OPINION: This article contains commentary which reflects the author's opinion
A whopping 20 retired French generals and 80 other ex-officers published a letter last month calling for military rule in the country if President Emmanuel Macron does not halt society’s “disintegration caused by Islamists.”
In response, Macron threatened to punish generals who signed the open letter that warned the country is heading for “civil war” because of radical Islam.
The new text was published late on May 9th by Valeurs Actuelles, although the numbers and ranks of its original signatories remain unknown.
The authors of the letter describe themselves as part of a younger generation of soldiers who have served in Afghanistan, Mali, and the Central African Republic, or joined domestic anti-terrorism operations.
“They gave their skin to destroy the Islamism to which you are giving concessions on our soil,” they wrote.
In contrast to the previous one, it can be signed by the public, with more than 220,000 already signing it.
“We are not talking about extending your mandates or conquering others. We are talking about the survival of our country, the survival of your country,” said the letter, which was addressed to Macron and his cabinet.
The authors described themselves as active-duty soldiers from the younger generation of the military, a so-called “generation of fire” that had seen active service.
“They have offered up their lives to destroy the Islamism that you have made concessions to on our soil,” they wrote.
AFP cited an anonymous source, who is reportedly a high-ranking officer in the French military headquarters, who said the letter would not go unanswered.
“A firm reminder will be made by the command on the respect of duty,” said the anonymous high-ranking official.
“One can have personal convictions but the armed forces are apolitical and have absolute loyalty to the elected president. If you feel bad you can leave the army with a clean conscience,” the officer said.
“I believe that when you are in the military you don’t do this kind of thing in hiding,” Darmanin told BFM television. “These people are anonymous. Is this courage? To be anonymous?”
The letter comes in a politically uncertain period ahead of the 2022 elections when Macron’s main challenger is expected to again be the far-right leader Marine Le Pen.
Indeed, a recent poll found that the majority of French people also believe that the country is headed towards civil war.

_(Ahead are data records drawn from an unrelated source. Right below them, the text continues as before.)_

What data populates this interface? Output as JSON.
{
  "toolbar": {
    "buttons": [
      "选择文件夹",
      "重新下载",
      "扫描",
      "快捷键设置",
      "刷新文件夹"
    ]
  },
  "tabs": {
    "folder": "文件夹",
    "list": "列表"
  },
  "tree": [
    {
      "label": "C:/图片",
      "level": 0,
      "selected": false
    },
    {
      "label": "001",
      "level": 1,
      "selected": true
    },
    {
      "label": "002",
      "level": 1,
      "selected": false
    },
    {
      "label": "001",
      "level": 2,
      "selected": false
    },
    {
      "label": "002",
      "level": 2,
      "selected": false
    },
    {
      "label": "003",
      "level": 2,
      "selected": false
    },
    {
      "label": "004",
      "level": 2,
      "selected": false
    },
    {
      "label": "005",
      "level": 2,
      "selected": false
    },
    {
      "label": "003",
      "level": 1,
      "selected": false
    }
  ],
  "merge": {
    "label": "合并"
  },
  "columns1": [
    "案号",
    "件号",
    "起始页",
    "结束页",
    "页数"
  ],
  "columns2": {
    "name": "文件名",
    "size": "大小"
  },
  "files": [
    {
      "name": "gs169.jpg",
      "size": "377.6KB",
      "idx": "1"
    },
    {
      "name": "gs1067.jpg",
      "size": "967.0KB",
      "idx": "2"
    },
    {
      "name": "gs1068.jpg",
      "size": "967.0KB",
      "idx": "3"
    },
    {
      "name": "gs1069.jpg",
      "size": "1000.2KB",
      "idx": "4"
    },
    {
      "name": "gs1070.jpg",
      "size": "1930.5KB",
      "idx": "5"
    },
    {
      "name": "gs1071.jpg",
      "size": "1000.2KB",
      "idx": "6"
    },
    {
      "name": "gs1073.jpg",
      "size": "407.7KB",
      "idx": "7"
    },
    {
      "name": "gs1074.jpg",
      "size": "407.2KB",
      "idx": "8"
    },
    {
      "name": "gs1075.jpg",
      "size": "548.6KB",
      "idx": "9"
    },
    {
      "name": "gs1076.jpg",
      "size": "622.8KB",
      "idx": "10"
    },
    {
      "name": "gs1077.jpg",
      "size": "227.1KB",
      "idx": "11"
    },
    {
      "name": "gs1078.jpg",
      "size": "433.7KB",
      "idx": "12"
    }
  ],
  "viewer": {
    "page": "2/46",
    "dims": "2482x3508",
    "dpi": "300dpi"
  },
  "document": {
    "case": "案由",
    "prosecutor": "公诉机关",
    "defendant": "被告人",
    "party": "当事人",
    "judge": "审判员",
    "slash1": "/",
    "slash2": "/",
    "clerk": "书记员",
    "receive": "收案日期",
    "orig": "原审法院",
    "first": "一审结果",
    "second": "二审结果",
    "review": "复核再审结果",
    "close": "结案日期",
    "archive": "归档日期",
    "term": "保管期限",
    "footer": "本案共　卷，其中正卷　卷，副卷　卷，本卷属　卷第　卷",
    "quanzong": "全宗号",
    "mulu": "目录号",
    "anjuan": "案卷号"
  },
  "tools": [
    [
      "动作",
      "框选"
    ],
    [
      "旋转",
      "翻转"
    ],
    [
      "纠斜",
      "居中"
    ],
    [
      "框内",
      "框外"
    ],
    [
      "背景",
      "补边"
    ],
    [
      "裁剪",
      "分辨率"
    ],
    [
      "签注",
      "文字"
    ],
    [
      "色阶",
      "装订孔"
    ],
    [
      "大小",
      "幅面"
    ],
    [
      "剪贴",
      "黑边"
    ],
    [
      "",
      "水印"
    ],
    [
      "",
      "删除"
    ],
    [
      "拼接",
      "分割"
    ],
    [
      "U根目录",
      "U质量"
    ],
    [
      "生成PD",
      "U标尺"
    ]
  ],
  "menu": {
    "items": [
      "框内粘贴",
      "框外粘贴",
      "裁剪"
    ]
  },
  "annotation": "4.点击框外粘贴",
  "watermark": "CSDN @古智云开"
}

Prime Minister Jean Castex had labeled the rare intervention in politics by military figures in last month’s letter “an initiative against all of our republican principles, of honor and the duty of the army.”
France’s armed forces chief of staff, General Francois Lecointre, said those who signed it would face punishments ranging from forced full retirement to disciplinary action.
There are around five million Muslims in France, which is the largest community of its kind in western Europe.